Kansas also is the birthplace of many other notable things. The first ever recorded F5 tornado descended and promptly destroyed Greensburg, Kansas in 2007. In 1928 a tornado touched down that was so strong it actually blew the feathers off of chickens! Since they first started keeping track in 1950, Kansas experienced an average of 61 tornados a year. Unfortunately for them, since 2003 Kansas has “enjoyed” an average of 112 twisters a year. I am sure this is due solely to increased testing.
Kansas is home to some gastronomic additions to the American landscape. Both Pizza Hut and the White Castle hamburger chain were founded in Kansas. In fact, both were born near the University town of Wichita. Oddly enough, there are no longer any White Castle restaurants in the State. Unfortunately for the residents, there are still Pizza Huts. The “Icee” soft drink also originated in Kansas, as did the graham cracker. The s’mores ingredient was created by a Minister named Graham who wanted to make sure folks had some sort of cracker based on whole wheat. It did not quite work out that way in the long run, but if you really want to find whole wheat baked goods, I am pretty sure I saw some in Wal-Mart. The helicopter was invented in Kansas, and the first aircraft manufacturing factory was locared in Kansas. (That is aircraft plural, Orville and Wilbur don’t count.)

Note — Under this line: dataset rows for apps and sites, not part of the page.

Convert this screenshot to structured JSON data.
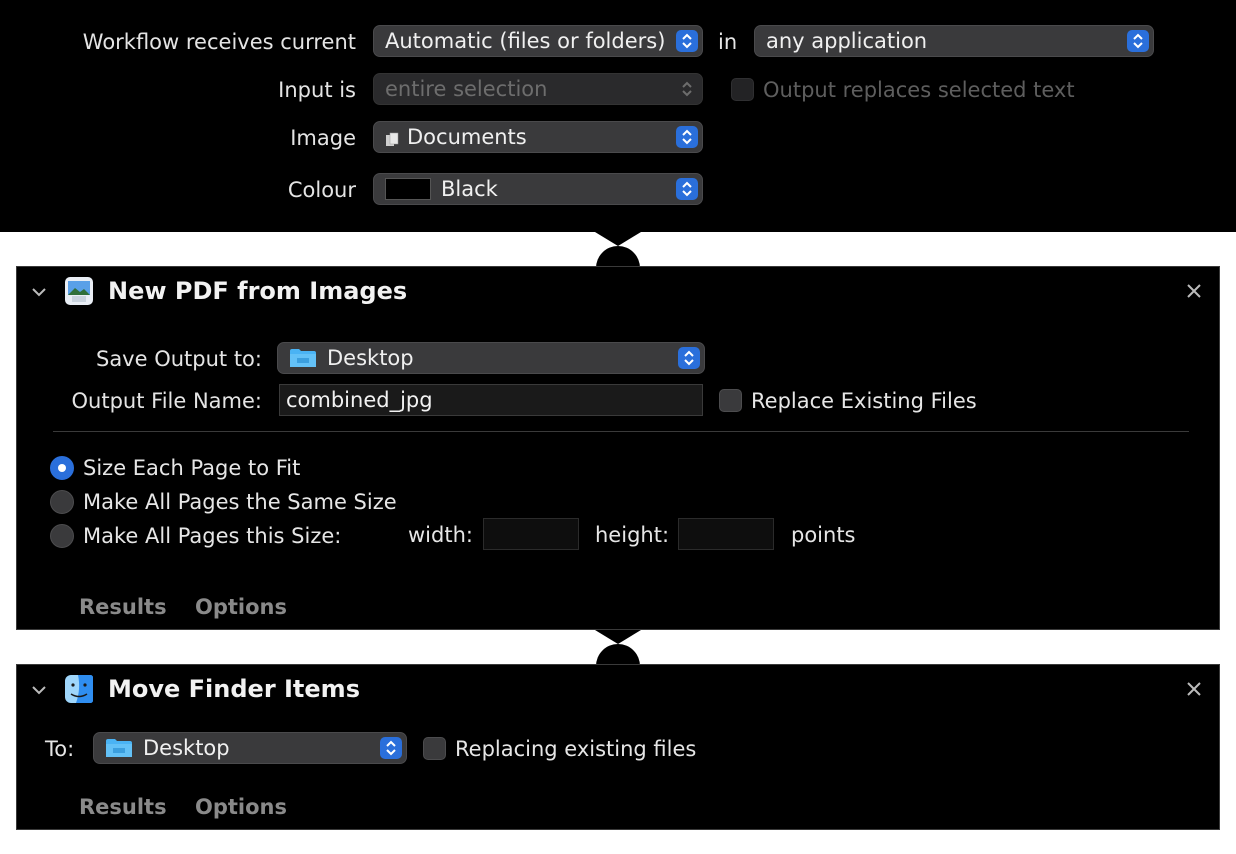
{
  "header": {
    "receives_label": "Workflow receives current",
    "receives_value": "Automatic (files or folders)",
    "in_label": "in",
    "application_value": "any application",
    "input_label": "Input is",
    "input_value": "entire selection",
    "output_replaces_label": "Output replaces selected text",
    "image_label": "Image",
    "image_value": "Documents",
    "colour_label": "Colour",
    "colour_value": "Black",
    "colour_swatch": "#000000"
  },
  "pdf_action": {
    "title": "New PDF from Images",
    "save_output_label": "Save Output to:",
    "save_output_value": "Desktop",
    "file_name_label": "Output File Name:",
    "file_name_value": "combined_jpg",
    "replace_label": "Replace Existing Files",
    "radio_options": [
      "Size Each Page to Fit",
      "Make All Pages the Same Size",
      "Make All Pages this Size:"
    ],
    "selected_option": "Size Each Page to Fit",
    "width_label": "width:",
    "height_label": "height:",
    "points_label": "points",
    "results_label": "Results",
    "options_label": "Options"
  },
  "move_action": {
    "title": "Move Finder Items",
    "to_label": "To:",
    "to_value": "Desktop",
    "replacing_label": "Replacing existing files",
    "results_label": "Results",
    "options_label": "Options"
  },
  "colors": {
    "accent": "#2a6fdb",
    "folder": "#4ab3f4"
  }
}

But Kansas is still more than tornados, bread, and mediocre restaurants. There are many sights and things to do that can only be found in Kansas. Want to see a really big water slide? Forget Disney, or Sea World, you need to head to the Schlitterbahn Water Park in Kansas City, one of the slides there is taller than Niagara Falls (which is not in Kansas). No barrel required.
String your thing? Head on over to Cawker, Kansas and you can feast your eyes on a roll of twine that is more than 5,000 pounds. In the mid 1950’s Frank Strober started the ball of twine and later gave it to the City. Residents and visitors have been adding to it every year during Cawker’s annual “Twine-A-Thon”. Surely something no one should miss!
How about a really big swimming pool? The Lee Richardson Zoo in Garden City, Kansas boasts of a swimming pool that occupies more than a half a city block and contains more than two and a half million gallons of water. I can personally attest that this is a LOT bigger than any of the three pools in Garden City, New York. If you are planning on visiting, I am sorry, but I am not sure of the cleaning schedule.
And be sure to visit Russell Springs in Logan County, Kansas. You wouldn’t want to miss the “Cow Chip” capitol, would you?
So, Kansas is flat, has bad weather, lots of wheat, mediocre restaurants, a big ball of twine, a huge swimming pool, and the cow chip capitol. What else can Kansas offer? Why the usual closing of some weird laws!
It is illegal to shoot rabbits from a motorboat.
Pedestrians crossing the road at night must wear taillights.
It is illegal to catch fish with your bare hands.
One may not hunt ducks with the assistance of mules.
In Lawrence, Kansas it is illegal to wear a bee in your hat.
In Overland Park, Kansas it is illegal to picket a funeral.
But my absolute favourite odd law is that it is illegal to hunt whales. One must wonder how this one got on the books considering that Kansas is completely landlocked.